Swansea is not your typical tourist hot-spot but with a location framed by hills and nestling in a sheltered bay you wonder why not. Add to that a sweeping waterfront leading on to Mumbles and the Gower Peninsula and it gets even better. We last visited Swansea years ago when Son was pre-school age. I remember a glorious morning on the beach at Mumbles and a couple of days exploring the breath-taking beaches, cliffs and scenery that is the Gower Peninsula. This time (unfortunately) due to time constraints we couldn’t repeat that fabulous experience. On the plus side though it did give us time to take in all Swansea had to offer.
Last time we opted to stay in the Maritime Quarter, a great base then and our first choice now for exploring, what Dylan Thomas referred to as “this ugly, lovely town.”
A trawl through the last minute booking websites we unearthed a reasonable deal for the Marriott. The clincher was the description “convenient for the Maritime Quarter.” Great location but the whole place was somewhat stuck in a 1980’s time warp – from the exterior to the corridors to the room itself. Looking back though I fear I am being too picky maybe – our room was spotlessly clean and comfortable for sure, it just lacked the wow factor. In hindsight our posh pad in Cardiff the previous evening probably spoiled us.
We were allocated a disabled room on the ground floor. Nice enough but alarms and call buttons everywhere meant I was on heightened alert with Son who was drawn to all these like a magnet. Add to that a bathroom full of aides – masquerading as climbing apparatus to him and tension levels (mine) were high. We felt also a fraction uneasy about denying someone else these facilities who might need them. Husband enquired at reception about moving rooms, they were dismissive and none too interested so we stayed put.
The Maritime Quarter is great for strolling – not quite the buzz of Cardiff but quiet, peaceful and lovely. Loads of interesting boats to look at and views galore. A lot of empty shop units and a scarcity of eating/drinking establishments made me think someone must be missing a trick here. Such a lovely setting, surely people would flock here to eat.

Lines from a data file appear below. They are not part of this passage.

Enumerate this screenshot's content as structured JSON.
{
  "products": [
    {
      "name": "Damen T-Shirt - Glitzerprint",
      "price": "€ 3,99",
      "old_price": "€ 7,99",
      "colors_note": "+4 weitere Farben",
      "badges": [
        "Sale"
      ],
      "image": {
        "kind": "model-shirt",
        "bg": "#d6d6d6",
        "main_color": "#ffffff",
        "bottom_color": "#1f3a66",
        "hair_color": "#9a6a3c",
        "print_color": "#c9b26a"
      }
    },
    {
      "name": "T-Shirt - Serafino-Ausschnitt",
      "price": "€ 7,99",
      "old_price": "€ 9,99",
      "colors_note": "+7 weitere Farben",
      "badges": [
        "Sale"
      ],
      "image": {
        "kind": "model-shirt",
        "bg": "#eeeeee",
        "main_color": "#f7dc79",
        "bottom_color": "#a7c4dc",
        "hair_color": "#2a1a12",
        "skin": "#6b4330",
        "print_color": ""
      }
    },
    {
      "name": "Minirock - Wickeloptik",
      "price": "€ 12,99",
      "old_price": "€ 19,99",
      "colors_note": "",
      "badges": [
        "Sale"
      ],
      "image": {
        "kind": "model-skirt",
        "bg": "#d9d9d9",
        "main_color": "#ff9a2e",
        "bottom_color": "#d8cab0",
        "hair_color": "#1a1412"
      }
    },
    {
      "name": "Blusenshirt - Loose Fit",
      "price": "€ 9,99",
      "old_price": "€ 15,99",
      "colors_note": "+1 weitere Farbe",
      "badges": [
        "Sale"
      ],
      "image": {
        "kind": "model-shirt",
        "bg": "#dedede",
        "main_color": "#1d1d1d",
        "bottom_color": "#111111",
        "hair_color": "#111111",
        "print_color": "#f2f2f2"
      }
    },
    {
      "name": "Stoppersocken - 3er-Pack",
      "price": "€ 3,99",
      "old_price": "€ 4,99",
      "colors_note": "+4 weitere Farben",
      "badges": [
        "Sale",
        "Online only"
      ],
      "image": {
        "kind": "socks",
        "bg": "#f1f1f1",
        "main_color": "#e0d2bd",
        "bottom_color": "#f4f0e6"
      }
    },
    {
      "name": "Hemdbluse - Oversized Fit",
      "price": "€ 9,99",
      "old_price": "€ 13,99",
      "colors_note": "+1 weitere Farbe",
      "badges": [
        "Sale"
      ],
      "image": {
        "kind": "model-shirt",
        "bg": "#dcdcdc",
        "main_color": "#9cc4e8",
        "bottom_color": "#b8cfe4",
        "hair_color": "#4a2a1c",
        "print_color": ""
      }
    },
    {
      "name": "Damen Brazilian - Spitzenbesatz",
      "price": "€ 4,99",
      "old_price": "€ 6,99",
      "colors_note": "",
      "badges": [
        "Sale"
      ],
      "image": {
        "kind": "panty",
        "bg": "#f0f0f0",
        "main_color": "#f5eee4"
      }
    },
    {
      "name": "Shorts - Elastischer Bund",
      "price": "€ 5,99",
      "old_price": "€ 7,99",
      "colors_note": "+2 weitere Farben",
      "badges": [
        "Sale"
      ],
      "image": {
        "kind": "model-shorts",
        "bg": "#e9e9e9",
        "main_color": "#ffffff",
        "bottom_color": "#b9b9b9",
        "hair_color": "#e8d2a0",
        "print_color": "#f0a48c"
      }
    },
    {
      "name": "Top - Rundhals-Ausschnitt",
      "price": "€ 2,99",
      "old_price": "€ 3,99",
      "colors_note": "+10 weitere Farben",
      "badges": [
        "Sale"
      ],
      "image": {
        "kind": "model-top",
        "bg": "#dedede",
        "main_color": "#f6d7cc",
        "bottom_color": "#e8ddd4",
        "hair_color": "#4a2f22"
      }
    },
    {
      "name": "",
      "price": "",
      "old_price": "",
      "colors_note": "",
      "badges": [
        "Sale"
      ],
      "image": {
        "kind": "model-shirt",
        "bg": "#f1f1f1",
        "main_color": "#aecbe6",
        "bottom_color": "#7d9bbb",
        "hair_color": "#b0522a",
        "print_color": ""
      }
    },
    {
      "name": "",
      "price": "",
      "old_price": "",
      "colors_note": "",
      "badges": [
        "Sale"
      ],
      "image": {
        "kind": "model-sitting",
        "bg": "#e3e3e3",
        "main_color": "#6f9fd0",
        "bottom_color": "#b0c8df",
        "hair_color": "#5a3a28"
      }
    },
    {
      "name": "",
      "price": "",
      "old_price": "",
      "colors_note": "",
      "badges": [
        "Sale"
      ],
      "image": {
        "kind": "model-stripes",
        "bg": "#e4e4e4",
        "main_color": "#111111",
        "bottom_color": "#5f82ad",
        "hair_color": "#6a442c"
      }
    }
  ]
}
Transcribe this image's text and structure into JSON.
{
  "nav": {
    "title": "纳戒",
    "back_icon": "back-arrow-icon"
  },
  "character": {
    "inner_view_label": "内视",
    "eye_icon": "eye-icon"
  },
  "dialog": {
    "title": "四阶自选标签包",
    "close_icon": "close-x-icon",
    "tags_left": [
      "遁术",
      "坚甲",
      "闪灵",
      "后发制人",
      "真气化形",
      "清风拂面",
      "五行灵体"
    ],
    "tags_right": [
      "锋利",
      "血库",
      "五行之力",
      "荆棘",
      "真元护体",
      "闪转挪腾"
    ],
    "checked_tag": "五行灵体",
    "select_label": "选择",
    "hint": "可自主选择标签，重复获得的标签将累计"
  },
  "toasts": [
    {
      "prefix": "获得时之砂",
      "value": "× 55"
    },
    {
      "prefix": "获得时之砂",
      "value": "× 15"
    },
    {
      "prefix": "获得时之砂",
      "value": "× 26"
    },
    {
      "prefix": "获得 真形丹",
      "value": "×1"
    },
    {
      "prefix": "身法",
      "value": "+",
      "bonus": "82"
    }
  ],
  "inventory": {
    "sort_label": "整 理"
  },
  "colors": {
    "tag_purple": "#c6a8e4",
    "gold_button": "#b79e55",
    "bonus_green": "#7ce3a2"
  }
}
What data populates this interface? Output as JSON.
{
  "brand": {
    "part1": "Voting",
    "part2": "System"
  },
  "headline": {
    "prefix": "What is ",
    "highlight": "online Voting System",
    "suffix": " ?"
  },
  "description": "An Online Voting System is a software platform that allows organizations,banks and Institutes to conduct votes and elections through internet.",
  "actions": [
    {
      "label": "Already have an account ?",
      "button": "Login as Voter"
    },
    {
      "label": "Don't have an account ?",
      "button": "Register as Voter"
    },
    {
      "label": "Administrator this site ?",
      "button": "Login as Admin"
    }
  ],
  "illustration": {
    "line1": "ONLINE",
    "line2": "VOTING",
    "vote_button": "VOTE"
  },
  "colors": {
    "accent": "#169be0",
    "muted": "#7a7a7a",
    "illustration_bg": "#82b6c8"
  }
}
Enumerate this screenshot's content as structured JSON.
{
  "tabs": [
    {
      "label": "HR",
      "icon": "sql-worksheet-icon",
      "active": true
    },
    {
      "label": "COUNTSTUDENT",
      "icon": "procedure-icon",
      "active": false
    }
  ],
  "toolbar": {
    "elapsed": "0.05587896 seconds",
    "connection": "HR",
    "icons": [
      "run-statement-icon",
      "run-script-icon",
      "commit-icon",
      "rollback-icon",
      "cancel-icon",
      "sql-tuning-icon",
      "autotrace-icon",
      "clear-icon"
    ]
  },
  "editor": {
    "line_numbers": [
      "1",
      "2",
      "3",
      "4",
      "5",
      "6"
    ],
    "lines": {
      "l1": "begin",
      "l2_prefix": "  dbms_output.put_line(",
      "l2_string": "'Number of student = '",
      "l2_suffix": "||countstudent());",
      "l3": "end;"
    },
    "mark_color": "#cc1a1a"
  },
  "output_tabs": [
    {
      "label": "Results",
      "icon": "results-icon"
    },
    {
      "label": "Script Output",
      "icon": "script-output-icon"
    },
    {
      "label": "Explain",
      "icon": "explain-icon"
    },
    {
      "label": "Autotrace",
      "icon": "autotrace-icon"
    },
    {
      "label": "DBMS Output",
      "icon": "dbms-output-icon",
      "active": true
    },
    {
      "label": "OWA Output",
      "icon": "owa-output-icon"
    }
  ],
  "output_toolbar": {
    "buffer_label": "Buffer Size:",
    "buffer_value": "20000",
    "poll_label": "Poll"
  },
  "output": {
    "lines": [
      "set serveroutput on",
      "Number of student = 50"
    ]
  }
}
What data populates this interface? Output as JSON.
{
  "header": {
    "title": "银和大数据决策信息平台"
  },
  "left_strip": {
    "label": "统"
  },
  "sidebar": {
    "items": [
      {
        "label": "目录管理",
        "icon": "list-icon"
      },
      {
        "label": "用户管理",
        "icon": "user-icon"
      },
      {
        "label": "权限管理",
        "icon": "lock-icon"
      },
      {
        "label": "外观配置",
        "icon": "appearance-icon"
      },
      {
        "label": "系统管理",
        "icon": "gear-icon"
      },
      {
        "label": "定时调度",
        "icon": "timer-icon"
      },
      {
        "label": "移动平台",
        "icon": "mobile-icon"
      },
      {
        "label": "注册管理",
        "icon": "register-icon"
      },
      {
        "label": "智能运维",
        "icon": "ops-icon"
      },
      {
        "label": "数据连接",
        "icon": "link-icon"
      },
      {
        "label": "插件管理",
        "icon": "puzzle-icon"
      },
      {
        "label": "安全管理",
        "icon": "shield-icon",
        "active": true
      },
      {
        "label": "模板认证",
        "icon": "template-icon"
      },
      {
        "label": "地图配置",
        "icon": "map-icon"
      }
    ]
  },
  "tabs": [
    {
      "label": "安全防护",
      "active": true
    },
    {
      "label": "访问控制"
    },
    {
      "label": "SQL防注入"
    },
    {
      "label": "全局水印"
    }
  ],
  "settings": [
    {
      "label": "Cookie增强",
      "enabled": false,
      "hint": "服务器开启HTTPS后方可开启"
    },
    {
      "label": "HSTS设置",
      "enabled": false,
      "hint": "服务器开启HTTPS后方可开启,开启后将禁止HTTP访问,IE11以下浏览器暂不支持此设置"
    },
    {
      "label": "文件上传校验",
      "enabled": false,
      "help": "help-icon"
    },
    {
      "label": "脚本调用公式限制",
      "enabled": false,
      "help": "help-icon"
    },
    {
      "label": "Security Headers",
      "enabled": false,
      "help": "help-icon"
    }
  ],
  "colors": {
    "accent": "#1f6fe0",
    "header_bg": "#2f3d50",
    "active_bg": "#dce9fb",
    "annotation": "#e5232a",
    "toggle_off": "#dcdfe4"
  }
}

After exploring the outer reaches of the marina and checking out some great fishing boats hunger was rearing its head. We struggled somewhat to find an (open) restaurant, eventually found one lone Spanish place – very nice – then refreshed and refuelled we had one last look at all those boats.